◆ **Task instructions**: Retype the entries. Match them exactly.

◆ **Entries shown**:
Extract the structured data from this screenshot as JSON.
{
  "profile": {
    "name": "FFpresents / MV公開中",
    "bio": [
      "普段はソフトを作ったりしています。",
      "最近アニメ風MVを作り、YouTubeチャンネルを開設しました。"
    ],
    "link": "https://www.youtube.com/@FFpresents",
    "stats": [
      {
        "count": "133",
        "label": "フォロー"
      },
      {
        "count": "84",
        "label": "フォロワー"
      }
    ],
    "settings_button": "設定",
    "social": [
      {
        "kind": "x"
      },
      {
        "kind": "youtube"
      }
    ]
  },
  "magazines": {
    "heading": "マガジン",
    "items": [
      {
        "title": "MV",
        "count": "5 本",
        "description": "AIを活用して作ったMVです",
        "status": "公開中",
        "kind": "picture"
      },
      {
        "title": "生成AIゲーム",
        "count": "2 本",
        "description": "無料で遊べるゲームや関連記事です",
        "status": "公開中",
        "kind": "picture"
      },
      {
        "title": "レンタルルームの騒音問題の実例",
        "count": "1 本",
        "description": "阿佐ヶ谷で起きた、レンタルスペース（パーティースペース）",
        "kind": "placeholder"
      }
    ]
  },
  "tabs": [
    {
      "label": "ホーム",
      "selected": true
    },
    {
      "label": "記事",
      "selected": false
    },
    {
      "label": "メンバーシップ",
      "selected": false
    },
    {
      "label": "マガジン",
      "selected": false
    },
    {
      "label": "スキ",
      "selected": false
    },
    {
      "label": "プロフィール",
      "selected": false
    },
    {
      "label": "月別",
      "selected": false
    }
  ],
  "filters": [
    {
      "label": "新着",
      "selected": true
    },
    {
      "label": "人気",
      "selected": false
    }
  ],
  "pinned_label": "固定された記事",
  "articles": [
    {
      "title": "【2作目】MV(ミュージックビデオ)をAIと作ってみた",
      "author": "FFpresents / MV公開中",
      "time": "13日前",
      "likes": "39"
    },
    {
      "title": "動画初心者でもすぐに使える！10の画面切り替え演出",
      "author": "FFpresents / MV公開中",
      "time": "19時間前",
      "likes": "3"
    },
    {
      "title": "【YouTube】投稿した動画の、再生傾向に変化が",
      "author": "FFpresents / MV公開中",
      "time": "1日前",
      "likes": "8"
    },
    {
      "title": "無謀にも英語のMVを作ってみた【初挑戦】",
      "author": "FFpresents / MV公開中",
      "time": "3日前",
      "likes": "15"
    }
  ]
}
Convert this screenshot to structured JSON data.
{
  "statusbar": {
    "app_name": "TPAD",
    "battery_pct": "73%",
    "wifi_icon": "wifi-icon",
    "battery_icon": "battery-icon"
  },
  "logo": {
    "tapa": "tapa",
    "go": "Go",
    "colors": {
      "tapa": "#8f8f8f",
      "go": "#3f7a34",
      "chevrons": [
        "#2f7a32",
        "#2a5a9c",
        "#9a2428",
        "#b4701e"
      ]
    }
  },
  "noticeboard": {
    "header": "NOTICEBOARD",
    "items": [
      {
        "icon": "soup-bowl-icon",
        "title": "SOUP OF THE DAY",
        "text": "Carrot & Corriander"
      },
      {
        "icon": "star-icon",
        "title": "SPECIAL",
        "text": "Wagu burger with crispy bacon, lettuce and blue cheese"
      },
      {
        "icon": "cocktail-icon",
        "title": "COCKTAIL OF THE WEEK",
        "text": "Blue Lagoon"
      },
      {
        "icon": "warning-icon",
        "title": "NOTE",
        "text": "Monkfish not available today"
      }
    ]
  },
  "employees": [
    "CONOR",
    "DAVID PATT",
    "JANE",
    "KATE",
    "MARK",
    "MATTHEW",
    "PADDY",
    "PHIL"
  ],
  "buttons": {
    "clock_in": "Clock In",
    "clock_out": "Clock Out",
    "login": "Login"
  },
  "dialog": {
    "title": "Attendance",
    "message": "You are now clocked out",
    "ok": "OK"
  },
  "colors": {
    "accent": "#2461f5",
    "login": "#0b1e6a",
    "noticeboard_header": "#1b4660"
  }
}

◆ **Problem solution**:
Extract the structured data from this screenshot as JSON.
{
  "profile": {
    "name": "FFpresents / MV公開中",
    "bio": [
      "普段はソフトを作ったりしています。",
      "最近アニメ風MVを作り、YouTubeチャンネルを開設しました。"
    ],
    "link": "https://www.youtube.com/@FFpresents",
    "stats": [
      {
        "count": "133",
        "label": "フォロー"
      },
      {
        "count": "84",
        "label": "フォロワー"
      }
    ],
    "settings_button": "設定",
    "social": [
      {
        "kind": "x"
      },
      {
        "kind": "youtube"
      }
    ]
  },
  "magazines": {
    "heading": "マガジン",
    "items": [
      {
        "title": "MV",
        "count": "5 本",
        "description": "AIを活用して作ったMVです",
        "status": "公開中",
        "kind": "picture"
      },
      {
        "title": "生成AIゲーム",
        "count": "2 本",
        "description": "無料で遊べるゲームや関連記事です",
        "status": "公開中",
        "kind": "picture"
      },
      {
        "title": "レンタルルームの騒音問題の実例",
        "count": "1 本",
        "description": "阿佐ヶ谷で起きた、レンタルスペース（パーティースペース）",
        "kind": "placeholder"
      }
    ]
  },
  "tabs": [
    {
      "label": "ホーム",
      "selected": true
    },
    {
      "label": "記事",
      "selected": false
    },
    {
      "label": "メンバーシップ",
      "selected": false
    },
    {
      "label": "マガジン",
      "selected": false
    },
    {
      "label": "スキ",
      "selected": false
    },
    {
      "label": "プロフィール",
      "selected": false
    },
    {
      "label": "月別",
      "selected": false
    }
  ],
  "filters": [
    {
      "label": "新着",
      "selected": true
    },
    {
      "label": "人気",
      "selected": false
    }
  ],
  "pinned_label": "固定された記事",
  "articles": [
    {
      "title": "【2作目】MV(ミュージックビデオ)をAIと作ってみた",
      "author": "FFpresents / MV公開中",
      "time": "13日前",
      "likes": "39"
    },
    {
      "title": "動画初心者でもすぐに使える！10の画面切り替え演出",
      "author": "FFpresents / MV公開中",
      "time": "19時間前",
      "likes": "3"
    },
    {
      "title": "【YouTube】投稿した動画の、再生傾向に変化が",
      "author": "FFpresents / MV公開中",
      "time": "1日前",
      "likes": "8"
    },
    {
      "title": "無謀にも英語のMVを作ってみた【初挑戦】",
      "author": "FFpresents / MV公開中",
      "time": "3日前",
      "likes": "15"
    }
  ]
}
Convert this screenshot to structured JSON data.
{
  "statusbar": {
    "app_name": "TPAD",
    "battery_pct": "73%",
    "wifi_icon": "wifi-icon",
    "battery_icon": "battery-icon"
  },
  "logo": {
    "tapa": "tapa",
    "go": "Go",
    "colors": {
      "tapa": "#8f8f8f",
      "go": "#3f7a34",
      "chevrons": [
        "#2f7a32",
        "#2a5a9c",
        "#9a2428",
        "#b4701e"
      ]
    }
  },
  "noticeboard": {
    "header": "NOTICEBOARD",
    "items": [
      {
        "icon": "soup-bowl-icon",
        "title": "SOUP OF THE DAY",
        "text": "Carrot & Corriander"
      },
      {
        "icon": "star-icon",
        "title": "SPECIAL",
        "text": "Wagu burger with crispy bacon, lettuce and blue cheese"
      },
      {
        "icon": "cocktail-icon",
        "title": "COCKTAIL OF THE WEEK",
        "text": "Blue Lagoon"
      },
      {
        "icon": "warning-icon",
        "title": "NOTE",
        "text": "Monkfish not available today"
      }
    ]
  },
  "employees": [
    "CONOR",
    "DAVID PATT",
    "JANE",
    "KATE",
    "MARK",
    "MATTHEW",
    "PADDY",
    "PHIL"
  ],
  "buttons": {
    "clock_in": "Clock In",
    "clock_out": "Clock Out",
    "login": "Login"
  },
  "dialog": {
    "title": "Attendance",
    "message": "You are now clocked out",
    "ok": "OK"
  },
  "colors": {
    "accent": "#2461f5",
    "login": "#0b1e6a",
    "noticeboard_header": "#1b4660"
  }
}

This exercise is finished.